Figure 12. Norsk can use one set of transcoding parameters
for development (on the right), and another for production.
Adrian then described how Norsk maximizes the acceleration hardware capabilities of third-party transcoders to optimize performance, sharing that with the NETINT cards, Norsk outperformed FFmpeg. For example, when using hardware transcoders, it’s generally more efficient to keep the processing on the hardware as much as possible to avoid unnecessary data transfers.

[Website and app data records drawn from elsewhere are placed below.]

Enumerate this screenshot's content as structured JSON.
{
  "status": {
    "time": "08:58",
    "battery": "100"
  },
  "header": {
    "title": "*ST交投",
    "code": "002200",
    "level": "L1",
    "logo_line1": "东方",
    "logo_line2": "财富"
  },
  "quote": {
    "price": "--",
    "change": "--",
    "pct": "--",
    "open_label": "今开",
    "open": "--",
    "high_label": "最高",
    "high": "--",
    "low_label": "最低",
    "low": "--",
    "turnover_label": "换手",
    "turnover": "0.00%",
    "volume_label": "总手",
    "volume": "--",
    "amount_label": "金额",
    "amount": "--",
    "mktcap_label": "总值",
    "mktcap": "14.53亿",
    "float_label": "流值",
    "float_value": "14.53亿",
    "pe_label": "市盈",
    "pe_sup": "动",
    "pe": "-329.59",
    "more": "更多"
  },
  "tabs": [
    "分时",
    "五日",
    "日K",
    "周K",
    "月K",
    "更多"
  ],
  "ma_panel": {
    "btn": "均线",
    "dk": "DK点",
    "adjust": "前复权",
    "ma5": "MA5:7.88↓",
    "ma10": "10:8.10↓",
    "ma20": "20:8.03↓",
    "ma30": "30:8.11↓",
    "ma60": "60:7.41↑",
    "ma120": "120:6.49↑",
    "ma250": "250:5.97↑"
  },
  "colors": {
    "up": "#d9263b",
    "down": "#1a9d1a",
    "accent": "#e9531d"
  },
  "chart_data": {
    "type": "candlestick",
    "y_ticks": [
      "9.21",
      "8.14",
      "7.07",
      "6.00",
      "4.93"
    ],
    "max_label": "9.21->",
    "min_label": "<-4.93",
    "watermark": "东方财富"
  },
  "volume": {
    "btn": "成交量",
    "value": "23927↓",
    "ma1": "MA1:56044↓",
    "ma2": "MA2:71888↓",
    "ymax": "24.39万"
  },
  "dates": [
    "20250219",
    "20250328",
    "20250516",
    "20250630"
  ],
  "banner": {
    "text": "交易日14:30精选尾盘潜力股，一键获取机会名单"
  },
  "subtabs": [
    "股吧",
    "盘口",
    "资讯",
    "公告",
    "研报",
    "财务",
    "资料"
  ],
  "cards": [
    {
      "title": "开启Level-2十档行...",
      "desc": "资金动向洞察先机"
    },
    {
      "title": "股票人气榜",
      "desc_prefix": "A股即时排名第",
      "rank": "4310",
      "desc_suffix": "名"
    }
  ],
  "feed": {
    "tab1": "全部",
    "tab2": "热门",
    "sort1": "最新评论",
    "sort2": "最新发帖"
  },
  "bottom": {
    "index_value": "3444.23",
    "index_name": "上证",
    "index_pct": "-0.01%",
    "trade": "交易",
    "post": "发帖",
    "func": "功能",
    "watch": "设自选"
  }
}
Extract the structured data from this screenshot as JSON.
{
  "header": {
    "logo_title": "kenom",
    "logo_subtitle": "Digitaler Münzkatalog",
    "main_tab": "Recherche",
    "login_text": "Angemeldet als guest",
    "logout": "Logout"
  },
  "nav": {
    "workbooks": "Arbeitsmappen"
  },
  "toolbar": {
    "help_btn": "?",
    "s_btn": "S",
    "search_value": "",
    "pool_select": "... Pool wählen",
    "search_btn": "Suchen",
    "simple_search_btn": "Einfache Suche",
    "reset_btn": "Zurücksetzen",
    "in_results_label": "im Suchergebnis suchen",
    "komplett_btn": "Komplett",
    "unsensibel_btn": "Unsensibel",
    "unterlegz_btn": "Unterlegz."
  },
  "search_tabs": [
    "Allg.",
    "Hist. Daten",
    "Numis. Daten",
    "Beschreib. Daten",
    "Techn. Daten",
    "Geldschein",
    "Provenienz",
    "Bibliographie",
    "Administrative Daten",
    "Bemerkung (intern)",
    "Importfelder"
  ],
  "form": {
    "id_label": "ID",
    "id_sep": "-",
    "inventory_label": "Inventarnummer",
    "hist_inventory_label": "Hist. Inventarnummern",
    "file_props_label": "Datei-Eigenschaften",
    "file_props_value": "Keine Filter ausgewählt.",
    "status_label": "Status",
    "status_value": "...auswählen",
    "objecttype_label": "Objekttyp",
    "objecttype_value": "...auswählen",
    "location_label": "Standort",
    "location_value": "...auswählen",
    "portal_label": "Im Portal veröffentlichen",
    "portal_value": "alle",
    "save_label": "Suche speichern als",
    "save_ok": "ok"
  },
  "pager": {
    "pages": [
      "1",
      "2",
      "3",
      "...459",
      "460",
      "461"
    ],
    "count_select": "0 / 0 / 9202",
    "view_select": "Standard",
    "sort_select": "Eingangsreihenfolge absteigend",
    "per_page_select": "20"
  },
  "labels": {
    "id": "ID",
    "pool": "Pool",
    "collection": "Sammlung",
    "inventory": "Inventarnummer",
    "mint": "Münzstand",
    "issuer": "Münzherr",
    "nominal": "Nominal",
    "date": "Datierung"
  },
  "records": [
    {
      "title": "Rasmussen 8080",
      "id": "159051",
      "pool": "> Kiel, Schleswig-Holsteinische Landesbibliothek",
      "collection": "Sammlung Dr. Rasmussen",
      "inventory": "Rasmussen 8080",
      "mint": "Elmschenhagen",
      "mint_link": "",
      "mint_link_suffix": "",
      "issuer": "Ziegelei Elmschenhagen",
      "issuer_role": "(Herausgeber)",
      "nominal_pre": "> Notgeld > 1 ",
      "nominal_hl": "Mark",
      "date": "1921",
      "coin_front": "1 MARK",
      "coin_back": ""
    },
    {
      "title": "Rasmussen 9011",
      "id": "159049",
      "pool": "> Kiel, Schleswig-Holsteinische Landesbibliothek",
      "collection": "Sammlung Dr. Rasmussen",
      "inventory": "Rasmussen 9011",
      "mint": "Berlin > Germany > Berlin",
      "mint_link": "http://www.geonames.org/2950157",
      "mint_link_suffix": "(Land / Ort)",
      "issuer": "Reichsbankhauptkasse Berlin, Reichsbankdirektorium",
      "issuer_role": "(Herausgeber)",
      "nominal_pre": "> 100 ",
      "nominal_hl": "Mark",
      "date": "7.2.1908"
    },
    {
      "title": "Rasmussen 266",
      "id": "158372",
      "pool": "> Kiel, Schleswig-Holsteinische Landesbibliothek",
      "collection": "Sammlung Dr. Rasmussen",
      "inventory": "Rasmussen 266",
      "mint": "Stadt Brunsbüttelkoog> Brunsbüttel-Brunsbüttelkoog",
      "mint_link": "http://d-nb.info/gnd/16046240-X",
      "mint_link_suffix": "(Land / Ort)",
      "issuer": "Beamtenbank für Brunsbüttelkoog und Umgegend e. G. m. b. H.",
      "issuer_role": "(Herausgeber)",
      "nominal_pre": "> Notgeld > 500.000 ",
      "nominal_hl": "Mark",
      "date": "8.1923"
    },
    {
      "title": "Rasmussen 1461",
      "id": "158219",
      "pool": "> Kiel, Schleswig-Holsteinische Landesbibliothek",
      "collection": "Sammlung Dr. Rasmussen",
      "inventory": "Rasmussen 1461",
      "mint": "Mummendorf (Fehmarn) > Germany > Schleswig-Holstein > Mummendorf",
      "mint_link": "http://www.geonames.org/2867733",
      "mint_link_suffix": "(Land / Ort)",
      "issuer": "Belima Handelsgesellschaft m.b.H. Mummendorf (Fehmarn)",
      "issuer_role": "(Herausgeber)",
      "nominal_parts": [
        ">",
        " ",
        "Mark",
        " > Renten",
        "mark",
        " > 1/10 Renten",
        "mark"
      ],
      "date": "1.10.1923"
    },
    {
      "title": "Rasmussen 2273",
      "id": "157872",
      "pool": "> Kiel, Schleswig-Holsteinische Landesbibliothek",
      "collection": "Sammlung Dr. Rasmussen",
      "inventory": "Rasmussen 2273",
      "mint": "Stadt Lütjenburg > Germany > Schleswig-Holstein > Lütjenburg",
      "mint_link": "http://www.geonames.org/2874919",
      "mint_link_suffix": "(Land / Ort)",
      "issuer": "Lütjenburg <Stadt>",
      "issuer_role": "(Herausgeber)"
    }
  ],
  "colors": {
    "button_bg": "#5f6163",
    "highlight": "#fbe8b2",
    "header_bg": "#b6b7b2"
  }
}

Adrian provided a comparison between scenarios where hardware acceleration is used and scenarios where it’s not. In one example, he showed how a NETINT T408 was used for hardware decoding, but some manipulations like picture-in-picture and resizing weren’t natively supported by the hardware. In this case, Norsk pulled the content to the CPU, performed the necessary manipulations, and then sent it back to the hardware for encoding (Figure 13).
Figure 13. Working with the T408, Norsk had to scale and overlay via the host CPU.
In contrast, with a Quadra card that does support onboard scaling and overlay, Norsk performed these functions on the hardware, remarkably using the same exact application code as for the T408 version (Figure 14). This way, Adrian emphasized, Norsk maximized the efficiency of the hardware transcoder and optimized overall system performance.
Figure 14. Norsk was able to scale an overlay on the Quadra using the same code as on the T408.
Adrian also highlighted the practicality of using Norsk by offering trial licenses for users to experience its capabilities. The trial license allows users to explore Norsk’s features and benefits, showcasing how it leverages emerging hardware technologies in the market to deliver high-density, high-availability, and energy-efficient media experiences. He noted that the trial software was fully capable, though no single session can exceed 20 minutes in duration.
Adrian then took a question from the audience, addressing Norsk’s support for SCTE-35. Adrian highlighted that Norsk is capable of SCTE-35 insertion to signal events such as ad insertion and program switching. Additionally, he noted that Norsk allows the insertion of tags into HLS and DASH manifest files, which can trigger specific events in downstream systems. This functionality enables seamless integration and synchronization with various parts of the media distribution workflow.
Adrian also mentioned that Norsk offers integration with digital rights management (DRM) providers. This means that after content is processed and formatted, it can be securely packaged to ensure that only authorized viewers have access to it. Norsk’s background in the broadcast industry has enabled it to incorporate these capabilities that are essential for delivering content to the right audiences while maintaining content protection and security.